The only potential problem with the case is that it's somewhat dated (yes, something from the 1990s can feel dated to current first-year students). Thankfully, a student of mine from last semester just sent me a link to this newer version of Stambovsky out of Pennsylvania (what do ghosts love about the mid-atlantic states?). In this new dispute, the buyer, a recent widow, is seeking to rescind the contract for sale of a home based on the nondisclosure of a murder-suicide in the home in the same year she agreed to purchase it. The trial court granted summary judgment to the sellers and the appellate court affirmed, finding that, "psychological damage to a property cannot be considered a material defect in the property which must be revealed by the seller to the buyer." The buyer now has appealed the case to the Supreme Court of Pennsylvania. No one knows how that court will exorcise its discretion (ba-dum-bum).
[Heidi R. Anderson]
Tuesday, January 29, 2013
A Pennsylvania homeowner is suing the seller of the house and a real estate agent, claiming fraud and misrepresentation, for failing to tell her that the home she recently purchased had been the scene of a murder-suicide the previous year. The homeowner had moved to Pennsylvania from California with her two children after her husband's death. She learned of the murder-suicide from a neighbor, several weeks after moving in. You can read about it here.
I don't know about you, but I think a murder suicide is pretty material, although there aren't enough facts here to indicate whether the seller and agent deliberately concealed the fact or whether the buyer inquired as to any unusual events happening in the house.... With respect to the seller, it might be one of those "tough luck" situations where the law just doesn't help the buyer even if the court feels sympathetic toward the buyer's situation. It's not clear whether the agent is the buyer's agent - if so, the agent should have disclosed this as a fiduciary. But it's more likely that the agent was actually the seller's agent, and not the agent of the buyer or a dual agent. (Got that? Just because someone has the word "agent" in their job title doesn't make that person your agent. Who is paying the commission? When in doubt about where the agent's loyalties lie - ASK the agent).
The lesson here - especially relevant given the recent rise in home sales - is BUYER BEWARE. I wonder if a quick online search of the address would have uncovered the grisly events that took place in it. It would probably be prudent for all potential home buyers to expressly ask, "Did anything unusual ever happen in this house that we should know about such as any crimes?" A buyer should also ask how long the current sellers have lived in the house and why they are moving. [In this case, such a question probably wouldn't have helped the homeowner. The immediate sellers were not the owners of the house when the murder-suicide took place, but subsequent owners who bought it, presumably at a low price given what had just happened in it, and then turned around and sold it to the out-of-state buyer]. The seller's failure to disclose in a situation where the buyer has specifically asked is entirely different from a failure to affirmatively disclose unasked for (albeit material) information.

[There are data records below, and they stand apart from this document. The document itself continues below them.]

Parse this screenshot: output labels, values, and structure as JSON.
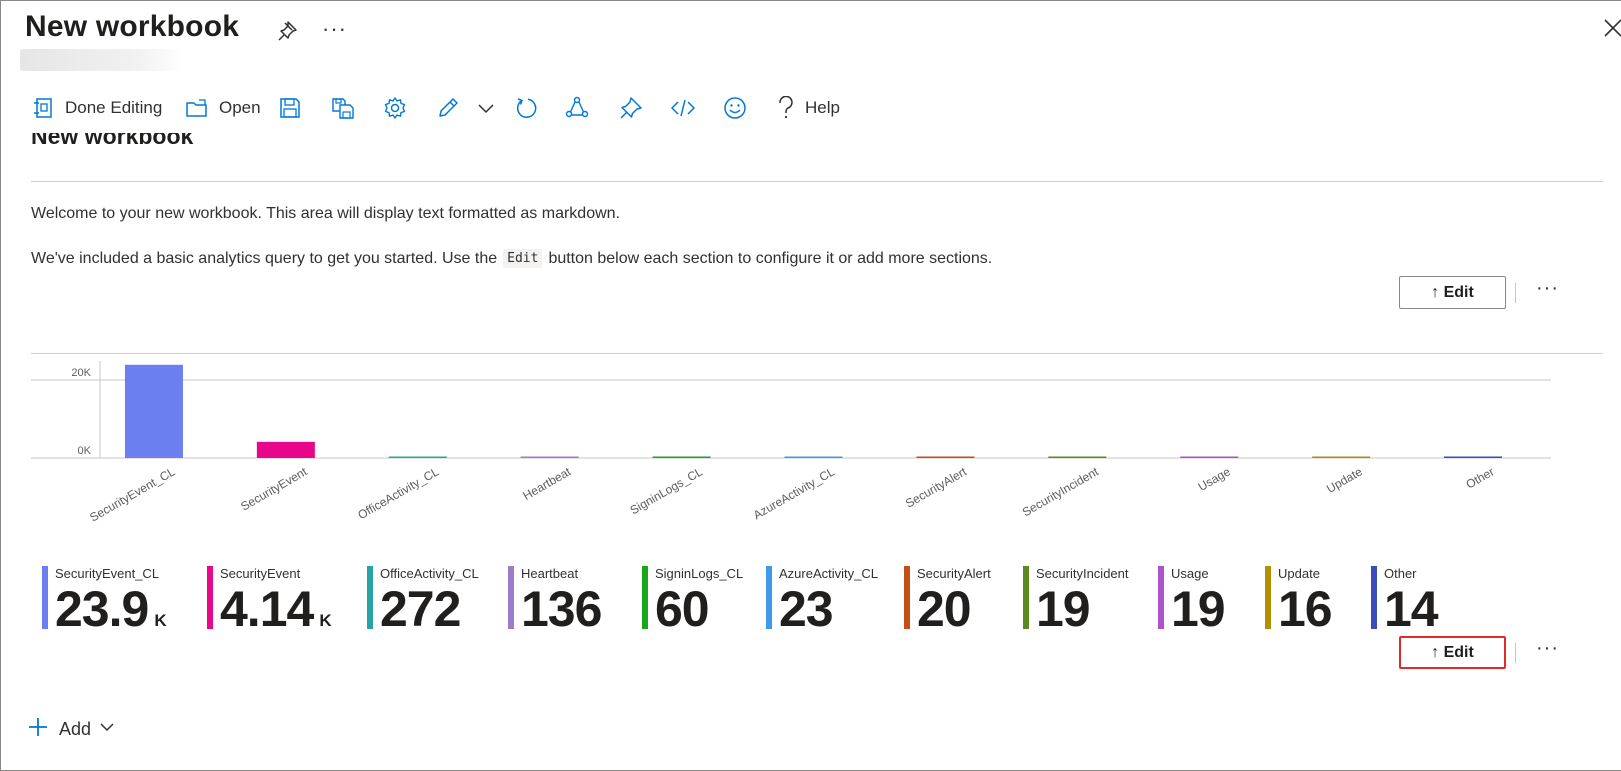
{
  "header": {
    "title": "New workbook",
    "more": "···"
  },
  "toolbar": {
    "done_editing": "Done Editing",
    "open": "Open",
    "help": "Help",
    "icons": [
      "done-editing-icon",
      "open-folder-icon",
      "save-icon",
      "save-as-icon",
      "settings-gear-icon",
      "edit-pencil-icon",
      "chevron-down-icon",
      "refresh-icon",
      "share-icon",
      "pin-icon",
      "code-icon",
      "feedback-smiley-icon",
      "help-question-icon"
    ],
    "accent_color": "#0078d4"
  },
  "content": {
    "heading": "New workbook",
    "p1": "Welcome to your new workbook. This area will display text formatted as markdown.",
    "p2_before": "We've included a basic analytics query to get you started. Use the",
    "p2_code": "Edit",
    "p2_after": "button below each section to configure it or add more sections.",
    "edit_label": "↑ Edit",
    "more": "···"
  },
  "chart_data": {
    "type": "bar",
    "categories": [
      "SecurityEvent_CL",
      "SecurityEvent",
      "OfficeActivity_CL",
      "Heartbeat",
      "SigninLogs_CL",
      "AzureActivity_CL",
      "SecurityAlert",
      "SecurityIncident",
      "Usage",
      "Update",
      "Other"
    ],
    "values": [
      23900,
      4140,
      272,
      136,
      60,
      23,
      20,
      19,
      19,
      16,
      14
    ],
    "colors": [
      "#6b7ff0",
      "#e8078a",
      "#25a5a5",
      "#9b7cc8",
      "#19a619",
      "#3c9be6",
      "#c44f14",
      "#5c8a1f",
      "#ad52c9",
      "#b08f00",
      "#3b4cc0"
    ],
    "yticks": [
      "20K",
      "0K"
    ],
    "ylim": [
      0,
      30000
    ],
    "grid": true
  },
  "tiles": [
    {
      "name": "SecurityEvent_CL",
      "value": "23.9",
      "unit": "K",
      "color": "#6b7ff0"
    },
    {
      "name": "SecurityEvent",
      "value": "4.14",
      "unit": "K",
      "color": "#e8078a"
    },
    {
      "name": "OfficeActivity_CL",
      "value": "272",
      "unit": "",
      "color": "#25a5a5"
    },
    {
      "name": "Heartbeat",
      "value": "136",
      "unit": "",
      "color": "#9b7cc8"
    },
    {
      "name": "SigninLogs_CL",
      "value": "60",
      "unit": "",
      "color": "#19a619"
    },
    {
      "name": "AzureActivity_CL",
      "value": "23",
      "unit": "",
      "color": "#3c9be6"
    },
    {
      "name": "SecurityAlert",
      "value": "20",
      "unit": "",
      "color": "#c44f14"
    },
    {
      "name": "SecurityIncident",
      "value": "19",
      "unit": "",
      "color": "#5c8a1f"
    },
    {
      "name": "Usage",
      "value": "19",
      "unit": "",
      "color": "#ad52c9"
    },
    {
      "name": "Update",
      "value": "16",
      "unit": "",
      "color": "#b08f00"
    },
    {
      "name": "Other",
      "value": "14",
      "unit": "",
      "color": "#3b4cc0"
    }
  ],
  "add": {
    "label": "Add"
  }
}
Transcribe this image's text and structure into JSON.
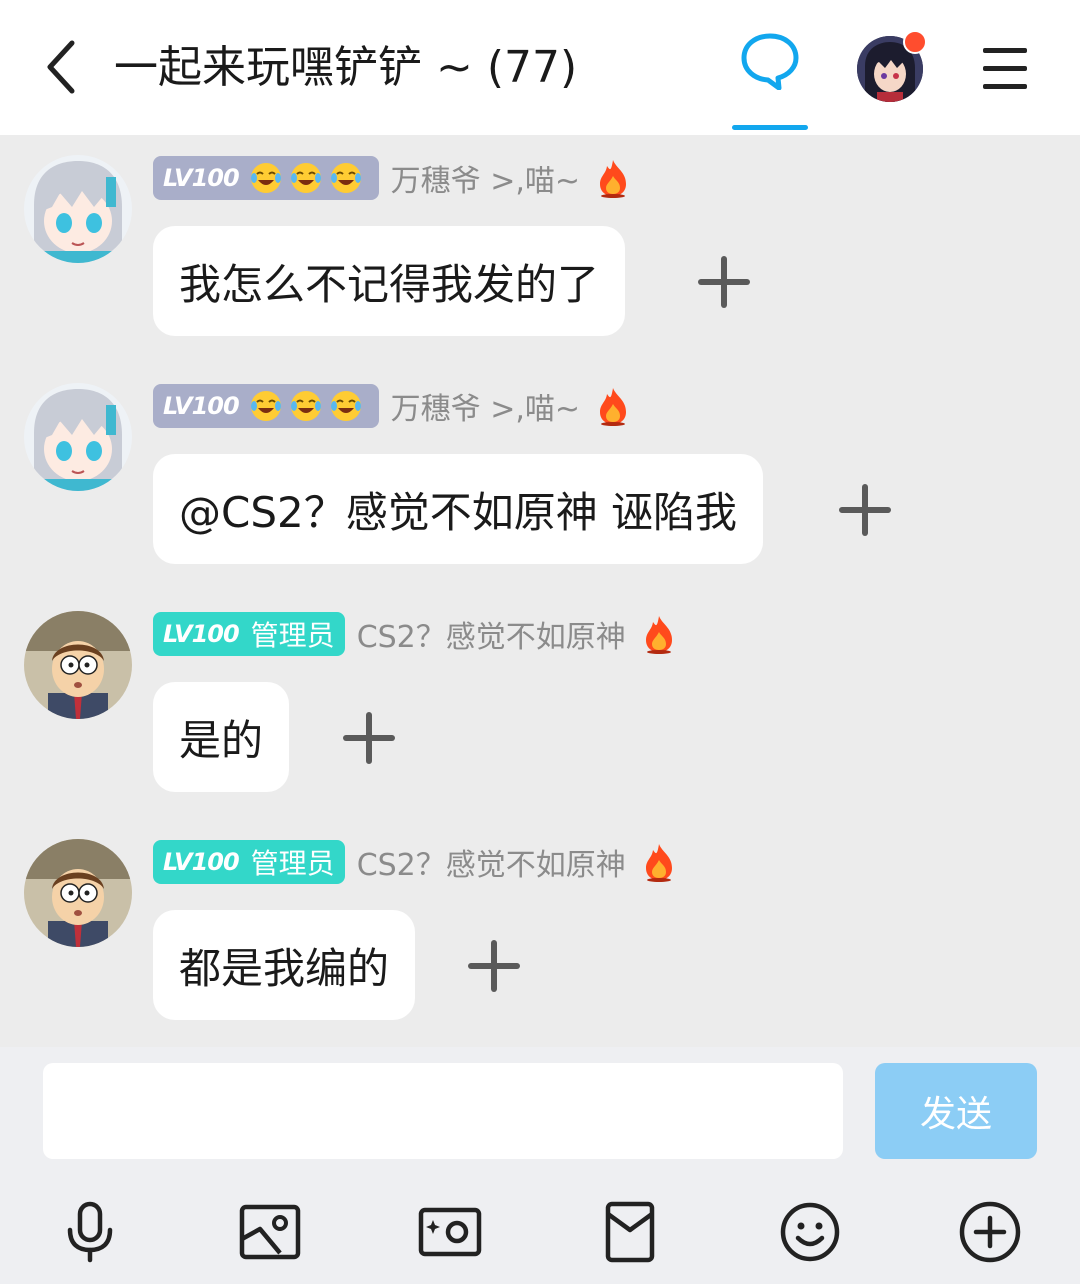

N.B. Under California real estate law (which imposes a duty to disclose facts materially affecting the value of real property where the facts would be hard to uncover), the result would probably have been different. See Reed v. King, 145 Cal. App. 3d 261 (1983) involving a failure to disclose a multiple murder by a home seller. Interesting, given that the PA home buyer was from California and might have expected a bit more from the seller based upon her real estate experiences there...
Monday, January 28, 2013
I'm about to leave Fort Myers, Florida after a great weekend on Captiva Island, where I participated in the George Mason LEC Workshop for Law Professors on the Economics of Contracting. Economists sure know how to organize a workshop. (By the way, the picture depicts a bird that was hanging out on the balcony of my hotel room).
Over at George Mason they understand incentives. Participants pay a $500 deposit that is only refunded after all sessions (including dinners) are attended. After attending all sessions, participants not only see a return of the deposit but additionally receive a $500 honorarium. Lodging and all meals were covered and they couldn't have paid for better weather (on the day I got there the weather was about 70 degrees warmer than New York). I am still waiting for someone to try to sell me a timeshare.
Broadly, the goal of the program is to expose legal academics to economics. The homework (though voluminous) was thoughtfully compiled and the instruction was engaging. Some participants were already fairly exposed to law and economics others (including myself) had tinkered on the margins in researching but had no background whatsoever. I found the material and the teaching very accessible.
The discussion included contractual (and non-contractual) solutions to hold up problems and price readjustment. We also discussed retail price maintenance and slotting fee contracts. I found the discussion of vertical integration most interesting, though I had to suspend my disbelief when told not to consider the liability implications of choosing to employ someone v. hire them as an indpendent contractor. There were other times when I had to suspend disbelief about psychology and decisionmaking capacity. So, I suppose this is the timeshare. While I didn't buy it, I do feel enriched for having spent some time considering these problems through a classical economics lens.
I highly recommend this and other George Mason programs to anyone with even a passing interest in economics. I learned that reputation matters (though to varying degrees depending on which economists you read). Whatever the case may be, George Mason deserves its excellent reputation for organizing these outstanding workshops. Thanks!
[Meredith R. Miller]
In 2009, Bristol Care, Inc. (Bristol), which operates residential care facilities for the elderly, hired Sharon Owen (Owen) as administrator of its Cameron, Missouri facility. Owens' agreement with Bristol contained a arbitration clause that specifically provided that claims arising under the Federal Labor Standards Act (FLSA) were also subject to arbitration. The provision also provided that the parties could not arbitrate class claims. Claims relating to "harassment, discrimination, other statutory violations, or similar claims" were excluded from the mandatory arbitration provision.
In 2011, Owen sued, alleging violations of FLSA, claiming that she and others similarly situated were required to work in excess of 40 hours a week without being compenstated for overtime. Bristol moved to compel arbitration, but the Distict Court denied the motion, reasoning that arbitration provisions containing class action waivers are invalid with respect to FSLA claims. The District Court, relying on one district court decisions and one decision from the National Labor Relations Board (NLRB), distinguished this case from AT&T Mobility, LLC v. Concepcion, reasoning that Concepcion's ruling that arbitration provisions containing class action waivers are enforceable in consumer contracts did not extend to employment contracts.
In Owen v. Bristol Care, Inc., the Eighth Circuit reversed. It noted that, under the Federal Arbitration Act (FAA), courts are required to enforce arbitration agreements according to their terms. Federal legislation can override an arbitration provision and a class action waiver only if there is evidence of "congressional command" contrary to the FAA's requirement that arbiration agreements be enforced. The Eighth Circuit found no such contrary congressional commend in the FLSA. The court did not feel itself bound under Chevron deference or any other doctrine to defer to the NLRB's narrow interpretation of Concepcion. Most district courts that had considered the issue have rejected the NLRB's approach.
The Eighth Circuit also cited to opinions from five other Federal Circuit Courts which ruled that class action waivers in arbitration agreements are enforceable in FLSA cases. The Eighth Circuit reversed the District Court's denial of Bristol's motion to compel arbitration and remanded the case for an order staying proceedings and compelling arbitration.